7. Less mandatory Terminal use, more Gui tools:
One thing that has irked me for the longest time is the consensus that when you use Linux you have to mostly do things still via a Terminal command like interface.
While this is great for servers and systems that do not have or require a Graphical user interface for a Desktop every day use case having to constantly resort to using the terminal is a daunting task for novice users. Can you imagine on Windows or macOS if you want to change settings or do something you have to open CMD or terminal constantly. what is this 1985 ?
Don’t get me wrong, when planning on using Linux, having some knowledge of using the terminal is a good thing, I still think that Desktop focused Distributions such as Linux Mint should not require the user to make use of it as often. Therefor better native GUI focused tools need to be included in Linux Mint to get things done, as i mentions with the Smart Settings Panel.
Less focus on icon packs, wallpapers and themes and more focus on Native GUI tools could only benefit the Mint Project overall.
8. Cinnamon needs better Shadows
This is a small but important one. I understand that not everyone wants shadow drops on windows and that is fine but it plays an important roll nevertheless. It helps distinguish between overlapping windows giving a sense of depth on the screen. Cinnamon does include some shadow dropping but its very faint and it could be batter implemented.
Many times, especially using a dark theme the windows bleed into each other making it hard to distinguish between them and its visually this could be better. At least give the users the setting or ability to alter or tweak window shadow drop effects. In fact the overall available effects that Cinnamon offers are lacking. Both Windows and macOS does it way better. KDE has some nice options as well.
9. The Dotted Line on some Windows in Linux Cinnamon
This one is a small OCD induced issue that I’m not sure if users notice but i do. And its annoying. in some windows especially when using a dark theme there is this dotted line across the window in Linux Mint Cinnamon which for the life of me seems like its a UI polish issue. Look at the top just under the title bar, theres this dotted line that is present both at the top and bottom of the window…
Why is this a thing, Its more prominent if you use a dark theme but also present on the light themes.

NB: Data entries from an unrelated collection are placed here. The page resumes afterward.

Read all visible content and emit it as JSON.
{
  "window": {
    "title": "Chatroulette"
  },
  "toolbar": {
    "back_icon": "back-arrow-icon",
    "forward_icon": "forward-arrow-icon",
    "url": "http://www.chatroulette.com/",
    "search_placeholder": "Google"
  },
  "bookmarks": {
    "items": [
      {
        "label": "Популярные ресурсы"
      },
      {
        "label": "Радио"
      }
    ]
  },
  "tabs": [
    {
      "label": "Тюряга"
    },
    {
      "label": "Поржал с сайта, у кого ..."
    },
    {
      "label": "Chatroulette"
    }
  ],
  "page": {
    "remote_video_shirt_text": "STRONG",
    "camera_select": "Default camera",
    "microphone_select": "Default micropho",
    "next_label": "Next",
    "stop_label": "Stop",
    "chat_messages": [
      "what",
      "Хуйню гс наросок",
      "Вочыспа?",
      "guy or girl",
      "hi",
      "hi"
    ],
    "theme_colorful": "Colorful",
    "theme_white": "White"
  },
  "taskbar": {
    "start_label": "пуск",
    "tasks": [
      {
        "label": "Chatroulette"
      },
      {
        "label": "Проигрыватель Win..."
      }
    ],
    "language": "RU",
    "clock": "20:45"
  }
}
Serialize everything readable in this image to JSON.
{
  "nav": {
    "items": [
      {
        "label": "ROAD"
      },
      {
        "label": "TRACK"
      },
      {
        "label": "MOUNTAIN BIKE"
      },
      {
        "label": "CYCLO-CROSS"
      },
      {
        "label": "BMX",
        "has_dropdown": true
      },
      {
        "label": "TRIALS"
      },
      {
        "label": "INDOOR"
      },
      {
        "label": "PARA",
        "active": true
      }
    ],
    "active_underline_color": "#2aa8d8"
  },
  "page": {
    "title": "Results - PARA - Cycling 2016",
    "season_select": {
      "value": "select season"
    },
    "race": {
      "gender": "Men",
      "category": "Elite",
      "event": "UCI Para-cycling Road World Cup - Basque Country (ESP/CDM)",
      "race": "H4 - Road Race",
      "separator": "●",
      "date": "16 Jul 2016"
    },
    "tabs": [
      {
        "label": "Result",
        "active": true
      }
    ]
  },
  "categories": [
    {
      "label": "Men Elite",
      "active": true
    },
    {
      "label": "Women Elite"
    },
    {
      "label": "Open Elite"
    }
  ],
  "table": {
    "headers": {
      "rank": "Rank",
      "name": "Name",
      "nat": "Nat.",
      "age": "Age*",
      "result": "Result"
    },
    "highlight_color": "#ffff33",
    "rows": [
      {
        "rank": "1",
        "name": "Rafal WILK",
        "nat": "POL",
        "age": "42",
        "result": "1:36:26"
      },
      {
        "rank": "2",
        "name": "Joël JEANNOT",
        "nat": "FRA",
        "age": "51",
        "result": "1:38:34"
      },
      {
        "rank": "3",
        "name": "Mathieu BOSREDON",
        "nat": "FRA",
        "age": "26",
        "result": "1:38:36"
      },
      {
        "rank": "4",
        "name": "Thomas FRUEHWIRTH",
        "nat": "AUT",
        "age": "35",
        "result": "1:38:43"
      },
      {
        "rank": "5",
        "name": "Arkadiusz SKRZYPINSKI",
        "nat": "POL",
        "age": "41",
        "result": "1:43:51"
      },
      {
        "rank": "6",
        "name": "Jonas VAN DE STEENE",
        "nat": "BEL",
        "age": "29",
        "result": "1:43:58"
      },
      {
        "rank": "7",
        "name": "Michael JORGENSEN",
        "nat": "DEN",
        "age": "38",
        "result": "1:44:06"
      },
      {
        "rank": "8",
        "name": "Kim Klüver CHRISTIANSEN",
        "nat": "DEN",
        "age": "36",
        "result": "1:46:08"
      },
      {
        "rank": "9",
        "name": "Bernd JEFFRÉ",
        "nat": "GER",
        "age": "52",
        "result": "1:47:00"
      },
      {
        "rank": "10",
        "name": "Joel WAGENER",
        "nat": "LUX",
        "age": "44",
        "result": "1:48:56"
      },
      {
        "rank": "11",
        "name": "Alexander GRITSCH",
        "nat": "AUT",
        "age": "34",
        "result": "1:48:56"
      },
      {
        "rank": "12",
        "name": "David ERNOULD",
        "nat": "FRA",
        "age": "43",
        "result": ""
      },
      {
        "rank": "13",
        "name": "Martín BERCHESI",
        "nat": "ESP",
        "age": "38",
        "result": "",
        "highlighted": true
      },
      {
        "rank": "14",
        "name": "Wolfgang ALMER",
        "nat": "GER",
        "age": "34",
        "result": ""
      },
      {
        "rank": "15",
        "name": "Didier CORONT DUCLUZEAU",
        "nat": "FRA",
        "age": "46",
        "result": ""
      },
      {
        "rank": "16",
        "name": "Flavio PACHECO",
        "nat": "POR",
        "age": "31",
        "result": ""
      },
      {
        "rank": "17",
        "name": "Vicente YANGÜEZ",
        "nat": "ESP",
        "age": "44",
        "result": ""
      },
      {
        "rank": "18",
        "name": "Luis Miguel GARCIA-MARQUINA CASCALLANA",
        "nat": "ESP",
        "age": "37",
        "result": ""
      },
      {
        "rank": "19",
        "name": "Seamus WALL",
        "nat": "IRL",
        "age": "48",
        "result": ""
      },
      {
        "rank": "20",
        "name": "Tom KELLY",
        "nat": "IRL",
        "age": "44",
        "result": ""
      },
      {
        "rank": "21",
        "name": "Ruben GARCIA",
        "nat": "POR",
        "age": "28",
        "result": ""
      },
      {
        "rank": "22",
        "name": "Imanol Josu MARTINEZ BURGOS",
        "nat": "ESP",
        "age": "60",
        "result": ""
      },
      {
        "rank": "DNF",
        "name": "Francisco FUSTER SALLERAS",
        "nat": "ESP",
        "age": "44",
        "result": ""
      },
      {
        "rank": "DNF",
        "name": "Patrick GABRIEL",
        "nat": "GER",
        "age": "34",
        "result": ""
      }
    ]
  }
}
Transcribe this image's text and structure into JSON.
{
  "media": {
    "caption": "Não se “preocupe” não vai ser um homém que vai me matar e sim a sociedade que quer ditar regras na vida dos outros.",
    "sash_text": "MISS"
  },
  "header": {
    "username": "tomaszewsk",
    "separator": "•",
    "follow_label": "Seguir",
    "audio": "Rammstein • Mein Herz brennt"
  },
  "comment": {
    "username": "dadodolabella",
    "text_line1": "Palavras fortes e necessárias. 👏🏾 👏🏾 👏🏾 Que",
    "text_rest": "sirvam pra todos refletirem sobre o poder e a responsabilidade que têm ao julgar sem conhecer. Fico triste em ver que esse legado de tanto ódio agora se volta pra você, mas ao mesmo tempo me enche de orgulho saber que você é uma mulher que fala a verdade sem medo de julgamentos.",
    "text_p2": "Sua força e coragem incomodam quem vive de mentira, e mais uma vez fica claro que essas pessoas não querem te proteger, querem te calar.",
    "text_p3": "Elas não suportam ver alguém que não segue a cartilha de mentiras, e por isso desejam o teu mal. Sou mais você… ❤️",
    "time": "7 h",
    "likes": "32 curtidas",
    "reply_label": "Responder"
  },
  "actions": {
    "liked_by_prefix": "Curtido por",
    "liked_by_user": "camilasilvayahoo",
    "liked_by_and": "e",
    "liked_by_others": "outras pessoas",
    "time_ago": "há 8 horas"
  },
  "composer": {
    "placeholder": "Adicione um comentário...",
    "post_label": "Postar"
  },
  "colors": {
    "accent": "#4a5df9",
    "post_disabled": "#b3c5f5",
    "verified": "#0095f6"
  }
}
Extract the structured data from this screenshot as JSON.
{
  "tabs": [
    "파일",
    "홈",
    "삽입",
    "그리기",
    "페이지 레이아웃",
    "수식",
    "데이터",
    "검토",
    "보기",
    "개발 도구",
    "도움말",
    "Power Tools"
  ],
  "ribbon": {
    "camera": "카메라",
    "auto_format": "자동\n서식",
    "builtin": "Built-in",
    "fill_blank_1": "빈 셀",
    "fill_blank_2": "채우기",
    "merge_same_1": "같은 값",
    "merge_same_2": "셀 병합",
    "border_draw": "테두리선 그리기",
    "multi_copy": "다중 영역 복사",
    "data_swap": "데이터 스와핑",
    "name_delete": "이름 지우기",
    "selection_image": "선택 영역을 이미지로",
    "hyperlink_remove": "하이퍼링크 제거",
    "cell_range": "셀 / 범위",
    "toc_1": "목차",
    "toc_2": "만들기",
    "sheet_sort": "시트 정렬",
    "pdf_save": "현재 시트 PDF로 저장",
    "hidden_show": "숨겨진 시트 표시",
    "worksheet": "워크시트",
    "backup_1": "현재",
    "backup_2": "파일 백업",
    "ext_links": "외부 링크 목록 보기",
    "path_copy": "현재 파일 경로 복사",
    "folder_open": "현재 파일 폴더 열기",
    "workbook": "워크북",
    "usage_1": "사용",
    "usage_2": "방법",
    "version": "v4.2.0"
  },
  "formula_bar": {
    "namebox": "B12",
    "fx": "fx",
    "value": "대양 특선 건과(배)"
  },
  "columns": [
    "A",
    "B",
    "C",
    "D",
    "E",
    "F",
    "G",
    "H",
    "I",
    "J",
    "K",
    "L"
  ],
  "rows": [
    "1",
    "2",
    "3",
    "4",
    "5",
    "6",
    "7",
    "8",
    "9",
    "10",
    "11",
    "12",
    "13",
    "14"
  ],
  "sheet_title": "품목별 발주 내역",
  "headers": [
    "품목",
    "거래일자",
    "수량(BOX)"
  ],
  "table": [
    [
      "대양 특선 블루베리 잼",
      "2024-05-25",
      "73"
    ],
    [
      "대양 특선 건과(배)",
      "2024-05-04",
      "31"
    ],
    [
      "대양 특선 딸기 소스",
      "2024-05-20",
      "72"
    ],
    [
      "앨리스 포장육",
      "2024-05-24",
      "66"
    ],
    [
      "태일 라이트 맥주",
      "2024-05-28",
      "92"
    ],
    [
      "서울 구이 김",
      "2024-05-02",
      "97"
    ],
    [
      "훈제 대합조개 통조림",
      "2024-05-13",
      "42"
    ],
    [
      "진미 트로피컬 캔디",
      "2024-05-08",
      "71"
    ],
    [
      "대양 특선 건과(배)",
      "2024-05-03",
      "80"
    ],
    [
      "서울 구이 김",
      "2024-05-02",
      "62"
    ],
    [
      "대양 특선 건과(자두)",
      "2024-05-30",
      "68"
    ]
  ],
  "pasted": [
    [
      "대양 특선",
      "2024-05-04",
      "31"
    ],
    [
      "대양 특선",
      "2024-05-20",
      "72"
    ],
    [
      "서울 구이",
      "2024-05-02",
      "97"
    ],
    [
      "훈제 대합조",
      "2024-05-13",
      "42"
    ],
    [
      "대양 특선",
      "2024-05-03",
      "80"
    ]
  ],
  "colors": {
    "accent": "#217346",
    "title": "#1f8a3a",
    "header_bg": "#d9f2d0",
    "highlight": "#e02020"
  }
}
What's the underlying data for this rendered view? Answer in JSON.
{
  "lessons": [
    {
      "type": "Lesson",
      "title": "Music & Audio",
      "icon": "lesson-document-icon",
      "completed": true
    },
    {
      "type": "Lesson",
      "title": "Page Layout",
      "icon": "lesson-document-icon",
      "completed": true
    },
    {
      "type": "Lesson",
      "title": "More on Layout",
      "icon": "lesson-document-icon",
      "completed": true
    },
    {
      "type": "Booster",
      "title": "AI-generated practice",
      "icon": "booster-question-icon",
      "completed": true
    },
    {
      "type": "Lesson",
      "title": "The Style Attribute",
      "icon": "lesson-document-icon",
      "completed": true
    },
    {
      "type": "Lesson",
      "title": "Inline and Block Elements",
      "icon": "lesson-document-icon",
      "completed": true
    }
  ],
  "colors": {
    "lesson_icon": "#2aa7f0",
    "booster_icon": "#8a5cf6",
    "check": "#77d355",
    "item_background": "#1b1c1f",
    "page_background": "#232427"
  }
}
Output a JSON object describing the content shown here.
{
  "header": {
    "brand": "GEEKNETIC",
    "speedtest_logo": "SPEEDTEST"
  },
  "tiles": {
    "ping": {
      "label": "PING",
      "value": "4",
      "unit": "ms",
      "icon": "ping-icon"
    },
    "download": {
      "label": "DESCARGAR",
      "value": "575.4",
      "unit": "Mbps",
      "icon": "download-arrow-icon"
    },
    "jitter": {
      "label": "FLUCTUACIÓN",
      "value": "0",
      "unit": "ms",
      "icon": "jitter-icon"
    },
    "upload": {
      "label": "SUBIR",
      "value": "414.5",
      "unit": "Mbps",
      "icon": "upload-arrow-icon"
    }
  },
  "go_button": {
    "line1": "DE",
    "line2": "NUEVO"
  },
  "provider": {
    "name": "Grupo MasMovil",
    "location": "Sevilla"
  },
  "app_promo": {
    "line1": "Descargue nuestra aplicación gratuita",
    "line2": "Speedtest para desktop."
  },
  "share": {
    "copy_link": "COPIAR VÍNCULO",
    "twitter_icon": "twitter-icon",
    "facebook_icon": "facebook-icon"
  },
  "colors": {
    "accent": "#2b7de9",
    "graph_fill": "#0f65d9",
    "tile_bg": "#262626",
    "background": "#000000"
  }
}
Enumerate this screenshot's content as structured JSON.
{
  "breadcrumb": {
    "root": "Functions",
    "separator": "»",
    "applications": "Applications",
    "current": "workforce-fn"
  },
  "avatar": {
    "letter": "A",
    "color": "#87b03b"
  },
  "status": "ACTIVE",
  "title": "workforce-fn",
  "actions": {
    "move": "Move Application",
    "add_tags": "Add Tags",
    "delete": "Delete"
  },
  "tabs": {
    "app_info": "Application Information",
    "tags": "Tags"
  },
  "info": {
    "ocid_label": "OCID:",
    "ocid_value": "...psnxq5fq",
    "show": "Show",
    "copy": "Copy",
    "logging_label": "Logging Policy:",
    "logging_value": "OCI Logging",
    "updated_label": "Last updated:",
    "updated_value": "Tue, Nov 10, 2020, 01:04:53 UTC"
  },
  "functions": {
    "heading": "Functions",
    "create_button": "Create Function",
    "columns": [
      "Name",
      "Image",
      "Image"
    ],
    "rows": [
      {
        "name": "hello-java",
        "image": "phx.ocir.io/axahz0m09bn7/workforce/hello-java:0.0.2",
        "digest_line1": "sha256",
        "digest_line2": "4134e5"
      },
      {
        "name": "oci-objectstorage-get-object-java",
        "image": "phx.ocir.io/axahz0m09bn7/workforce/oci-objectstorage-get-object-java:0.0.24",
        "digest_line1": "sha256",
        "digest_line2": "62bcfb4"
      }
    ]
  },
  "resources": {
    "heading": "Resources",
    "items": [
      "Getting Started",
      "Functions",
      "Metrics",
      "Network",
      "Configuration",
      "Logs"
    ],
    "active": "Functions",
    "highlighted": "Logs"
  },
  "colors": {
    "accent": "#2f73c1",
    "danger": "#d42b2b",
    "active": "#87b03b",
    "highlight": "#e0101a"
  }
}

10. Linux is Linux. Same thing Different Disrtro
One of the main drawbacks of the entire Linux experience is that it doesn’t matter what desktop environment you use, Cinnamon, KDE, GNOME, XFCE or whatever else. Linux at the code is still Linux and does have drawbacks. Though Linux has come a long way to improve the overall user experience it still lacks in area’s that wont be and can’t be improved easily. If you don’t have Internet for instance installing software is a pain
Productive tools and applications that you know might not exist in the Linux works and although projects Such as Wine, Proton, Vulcan and others made good efforts to assist the user in running these apps, its sometimes just not possible and the Open Source alternatives you might find severely lacking or even down right incapable to fulfill your needs. GIMP is not a good Photoshop alternative. It might be powerful in its own right but its workflow and way of doing things will make you want to jump off a cliff.
While Linux Mint offers a very good alternative to Windows and can most surely be used as a stable, fast and free operating system it still has some features lagging behind. The points i listed is merely some of the annoyances that I have come to deal with in my journey over the last 25 years of using Linux.
Should you want to know more about giving Linux a try however, check out Top 10 things to know before switching to Linux
By implementing these optimizations, Linux Mint users can elevate their desktop experience to new heights. From Samba setup to visual enhancements and improved file management, these tweaks ensure a more intuitive, efficient, and user-friendly Linux Mint environment. Thus providing a more familiar experience for users that come from other platforms such as Windows which might lead to more Linux Adoption in general.